“We’re living longer, and we want to make sure that we have a high quality of life. So, we need a workforce in all areas to be able to support elders,” she said. “I’m hoping that getting college students involved in service work allows them to consider careers in gerontology and lets them see the value of community engagement.”
Shelton spoke with excitement detailing the research of one of her recent students, as she supervised Thomas Vorwerk’s master’s thesis in 2019 at Summit View Senior Community. The Chattanooga facility has a diverse group of elders in terms of health status; some are independent, some are in assisted living, some have neurological disorders.
“Thomas did such a fantastic job running those workshops that he is now employed there,” Shelton said. “We went through a five-week intervention where we taught them everyday memory strategies. We taught them things they could do to remember their new neighbor’s name or ways to remember to call their granddaughter on their birthdays. Maybe they wanted to remember a clip from a TV show to tell their friend. We saw benefits to their confidence in their memory. We saw fairly high levels of mastery of those strategies.”

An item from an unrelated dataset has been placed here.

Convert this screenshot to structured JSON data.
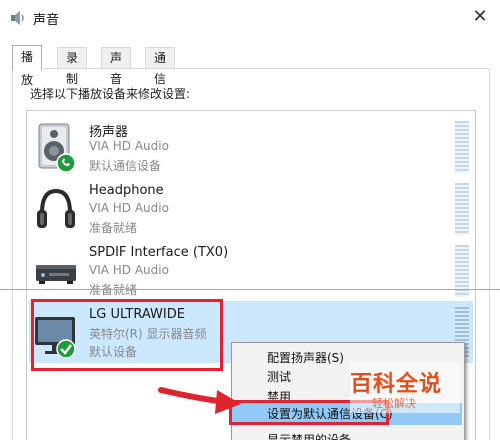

Shelton said they focused each week on a memory strategy that had been empirically demonstrated. For example, they trained older adults to be strategic about how they set up reminders; if you must remember to take medicine when you go to breakfast, put the medicine right by your breakfast food — and not on a sticky note left by your bed.
“Another week, we taught them about a strategy that helps you remember people’s names by associating a memorable fact about that person with their name,” she explained. “It’s called ‘elaborative encoding’ in the cognitive psychology world, where you’re getting information into your memory system by processing it more deeply.”
Another current focus is a program called Bingocize, which is the combination of bingo and exercise. Jason Crandall, an associate professor at Western Kentucky University, initially conceived the idea of blending an exercise program for elders with bingo. He has since enlisted the assistance of Shelton and Amy Doolittle, a UTC associate professor of social work, in bringing the program to Tennessee. In collaboration with Crandall, Shelton and Doolittle have landed grants from the U.S. Department of Health and Human Services’ Centers for Medicare and Medicaid Services and from Western Kentucky University to implement Bingocize in elder care facilities across the state.
“One of the key features of Bingocize is we wanted students to be involved,” Shelton said. “Students will work with aging facility staff members in leading the Bingocize programs. They will perform research to see how participation by elders affects their health and well-being. Dr. Doolittle and I will have students from our classes working together as part of experiential learning.”
Shelton said the Bingocize program complements the work she has done by encouraging both the cognitive and physical well-being of elders. “And the social piece is essential, too,” she pointed out. “Just getting them out and engaged with the community and making them realize they can continue to be active is crucial.”
Shelton is committed to elder care in Chattanooga. She said people in the community can get involved either by volunteering to serve as participants in the research or through donations to support efforts to improve the health and well-being of elders. She is passionate about teaching older adults tips and strategies so they will have a tool kit to enhance their cognition.
“As people get older, and we’re going to be on this Earth for that much longer, we want to be enjoying ourselves, maintaining quality of life, and doing all the things that we’ve always done,” she said. “We may have to change the way we do things a little bit, but we should be able to continue living our lives the way we want to live them, regardless of how we age.
“I’m getting older every day, too. I think as I age, I’ll continue to become increasingly invested in this work.”